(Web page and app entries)
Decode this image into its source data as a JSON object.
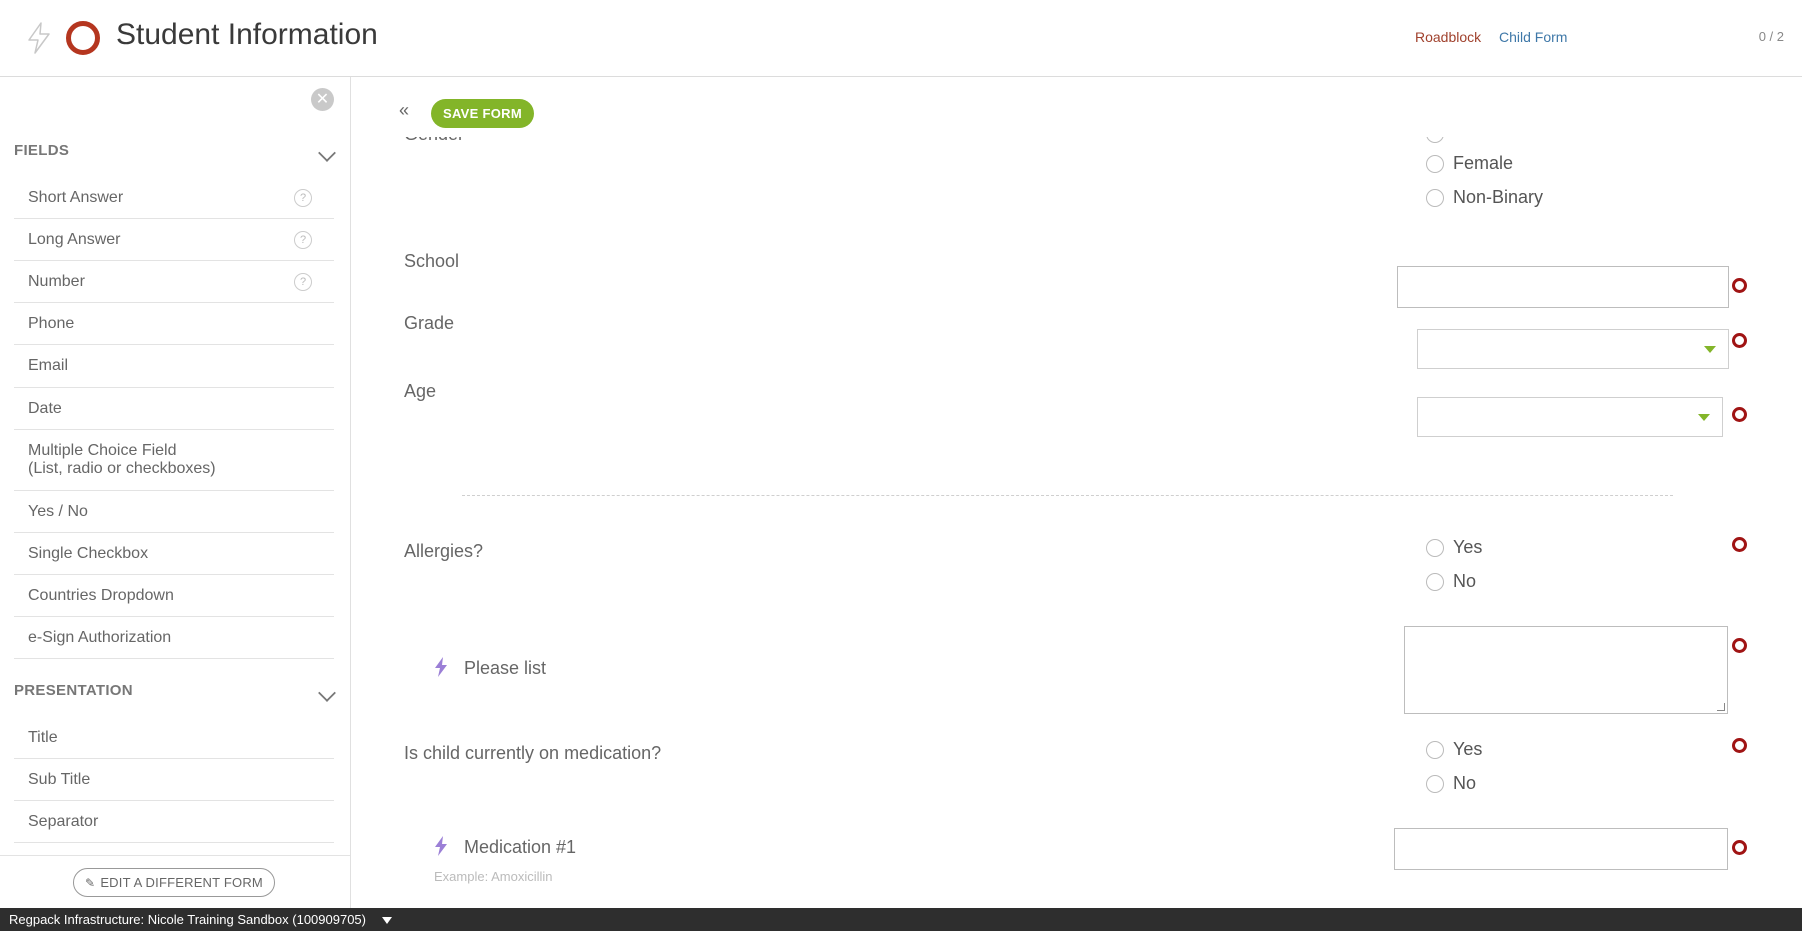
{
  "header": {
    "title": "Student Information",
    "links": {
      "roadblock": "Roadblock",
      "child_form": "Child Form"
    },
    "counter": "0 / 2"
  },
  "sidebar": {
    "close_icon": "close-icon",
    "fields_section": {
      "label": "FIELDS"
    },
    "fields": [
      {
        "label": "Short Answer",
        "help": "?"
      },
      {
        "label": "Long Answer",
        "help": "?"
      },
      {
        "label": "Number",
        "help": "?"
      },
      {
        "label": "Phone"
      },
      {
        "label": "Email"
      },
      {
        "label": "Date"
      },
      {
        "label": "Multiple Choice Field",
        "label2": "(List, radio or checkboxes)"
      },
      {
        "label": "Yes / No"
      },
      {
        "label": "Single Checkbox"
      },
      {
        "label": "Countries Dropdown"
      },
      {
        "label": "e-Sign Authorization"
      }
    ],
    "presentation_section": {
      "label": "PRESENTATION"
    },
    "presentation": [
      {
        "label": "Title"
      },
      {
        "label": "Sub Title"
      },
      {
        "label": "Separator"
      }
    ],
    "footer": {
      "edit_label": "EDIT A DIFFERENT FORM"
    }
  },
  "toolbar": {
    "collapse_label": "«",
    "save_label": "SAVE FORM"
  },
  "form": {
    "gender": {
      "label": "Gender",
      "options": [
        "Female",
        "Non-Binary"
      ]
    },
    "school": {
      "label": "School",
      "value": ""
    },
    "grade": {
      "label": "Grade",
      "value": ""
    },
    "age": {
      "label": "Age",
      "value": ""
    },
    "allergies": {
      "label": "Allergies?",
      "options": [
        "Yes",
        "No"
      ]
    },
    "please_list": {
      "label": "Please list",
      "value": ""
    },
    "medication": {
      "label": "Is child currently on medication?",
      "options": [
        "Yes",
        "No"
      ]
    },
    "medication_1": {
      "label": "Medication #1",
      "hint": "Example: Amoxicillin",
      "value": ""
    }
  },
  "status_bar": {
    "label": "Regpack Infrastructure: Nicole Training Sandbox (100909705)"
  },
  "colors": {
    "accent_green": "#83b529",
    "required_red": "#a01414",
    "brand_ring": "#b5361f",
    "link_blue": "#3f78a8",
    "link_roadblock": "#a0412d",
    "conditional_bolt": "#9b7fd6"
  }
}
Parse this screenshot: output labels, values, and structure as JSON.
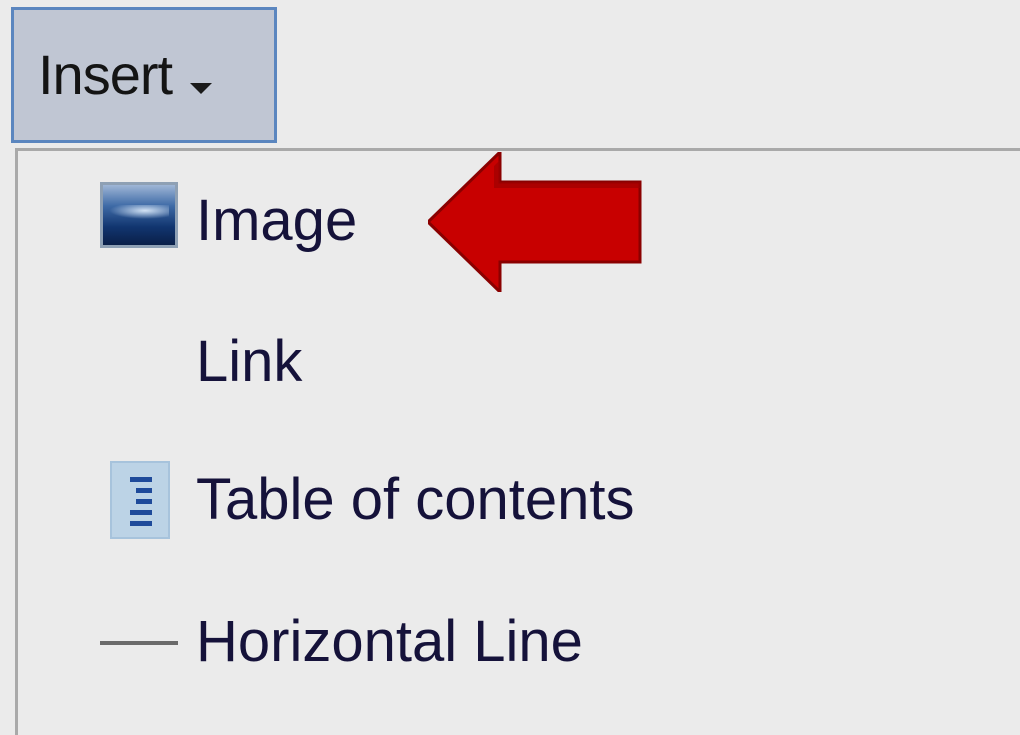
{
  "toolbar": {
    "insert_label": "Insert"
  },
  "menu": {
    "items": [
      {
        "label": "Image",
        "icon": "image-icon"
      },
      {
        "label": "Link",
        "icon": ""
      },
      {
        "label": "Table of contents",
        "icon": "table-of-contents-icon"
      },
      {
        "label": "Horizontal Line",
        "icon": "horizontal-line-icon"
      }
    ]
  },
  "annotation": {
    "arrow_color": "#c80000",
    "target": "Image"
  },
  "colors": {
    "button_bg": "#c0c6d3",
    "button_border": "#5b86bf",
    "menu_bg": "#ebebeb",
    "text": "#15123a"
  }
}
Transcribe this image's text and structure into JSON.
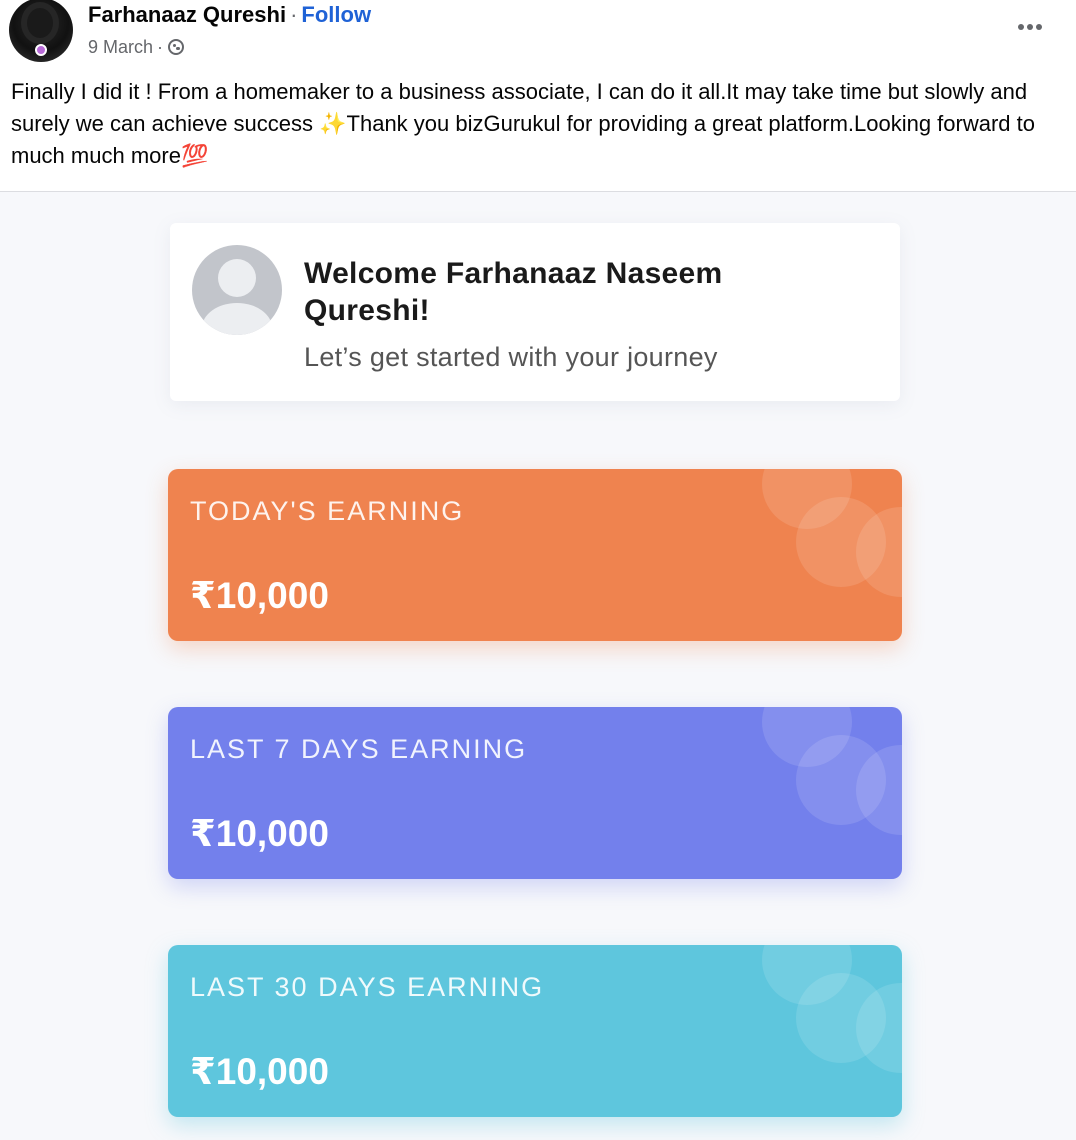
{
  "post": {
    "author_name": "Farhanaaz Qureshi",
    "separator": "·",
    "follow_label": "Follow",
    "date": "9 March",
    "date_separator": "·",
    "audience_icon": "globe-icon",
    "more_icon": "more-options-icon",
    "text": "Finally I did it ! From a homemaker to a business associate, I can do it all.It may take time but slowly and surely we can achieve success ✨Thank you bizGurukul for providing a great platform.Looking forward to much much more💯"
  },
  "dashboard": {
    "welcome_title": "Welcome Farhanaaz Naseem Qureshi!",
    "welcome_subtitle": "Let’s get started with your journey",
    "cards": [
      {
        "label": "TODAY'S EARNING",
        "amount": "₹10,000",
        "color": "#ef834f"
      },
      {
        "label": "LAST 7 DAYS EARNING",
        "amount": "₹10,000",
        "color": "#7380ec"
      },
      {
        "label": "LAST 30 DAYS EARNING",
        "amount": "₹10,000",
        "color": "#5ec6dd"
      }
    ]
  }
}
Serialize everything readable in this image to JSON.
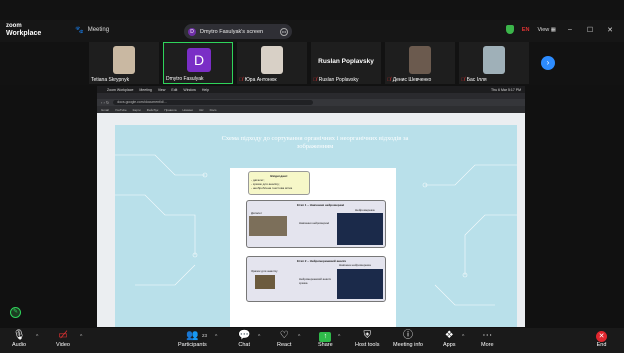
{
  "app": {
    "logo_line1": "zoom",
    "logo_line2": "Workplace",
    "meeting_label": "Meeting"
  },
  "share_banner": {
    "initial": "D",
    "text": "Dmytro Fasulyak's screen"
  },
  "titlebar_right": {
    "lang": "EN",
    "view": "View"
  },
  "participants": [
    {
      "name": "Tetiana Skrypnyk",
      "muted": false,
      "face_color": "#c9b8a2"
    },
    {
      "name": "Dmytro Fasulyak",
      "muted": false,
      "initial": "D",
      "active": true
    },
    {
      "name": "Юра Антонюк",
      "muted": true,
      "face_color": "#d8d0c6"
    },
    {
      "name": "Ruslan Poplavsky",
      "muted": true,
      "big_label": "Ruslan Poplavsky"
    },
    {
      "name": "Денис Шевченко",
      "muted": true,
      "face_color": "#6b5a4e"
    },
    {
      "name": "Бас Ілля",
      "muted": true,
      "face_color": "#9fb0b8"
    }
  ],
  "shared_screen": {
    "mac_menu": [
      "Zoom Workplace",
      "Meeting",
      "View",
      "Edit",
      "Window",
      "Help"
    ],
    "mac_clock": "Thu 6 Mar 5:17 PM",
    "url": "docs.google.com/document/d/...",
    "bookmarks": [
      "Gmail",
      "YouTube",
      "Карти",
      "Фейсбук",
      "Правила",
      "Новини",
      "Ukr",
      "Docs"
    ],
    "slide_title": "Схема підходу до сортування органічних і неорганічних відходів за зображенням"
  },
  "toolbar": {
    "audio": "Audio",
    "video": "Video",
    "participants": "Participants",
    "participant_count": "23",
    "chat": "Chat",
    "react": "React",
    "share": "Share",
    "host_tools": "Host tools",
    "meeting_info": "Meeting info",
    "apps": "Apps",
    "more": "More",
    "end": "End"
  },
  "flow": {
    "input_title": "Вхідні дані:",
    "input_1": "- датасет;",
    "input_2": "- зразок для аналізу;",
    "input_3": "- необроблена текстова мітка",
    "stage1": "Етап 1 – Навчання нейромережі",
    "dataset": "Датасет",
    "neuro": "Нейромережа",
    "train": "Навчання нейромережі",
    "stage2": "Етап 2 – Нейромережевий аналіз",
    "sample": "Зразок для аналізу",
    "trained": "Навчена нейромережа",
    "result": "Нейромережевий аналіз зразка"
  }
}
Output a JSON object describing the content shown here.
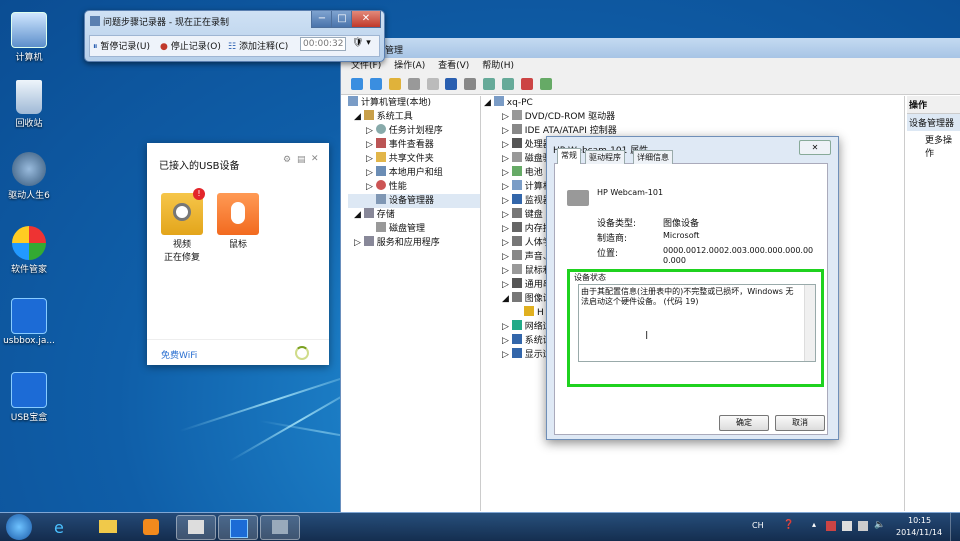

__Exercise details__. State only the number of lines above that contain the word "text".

__Task result__. 4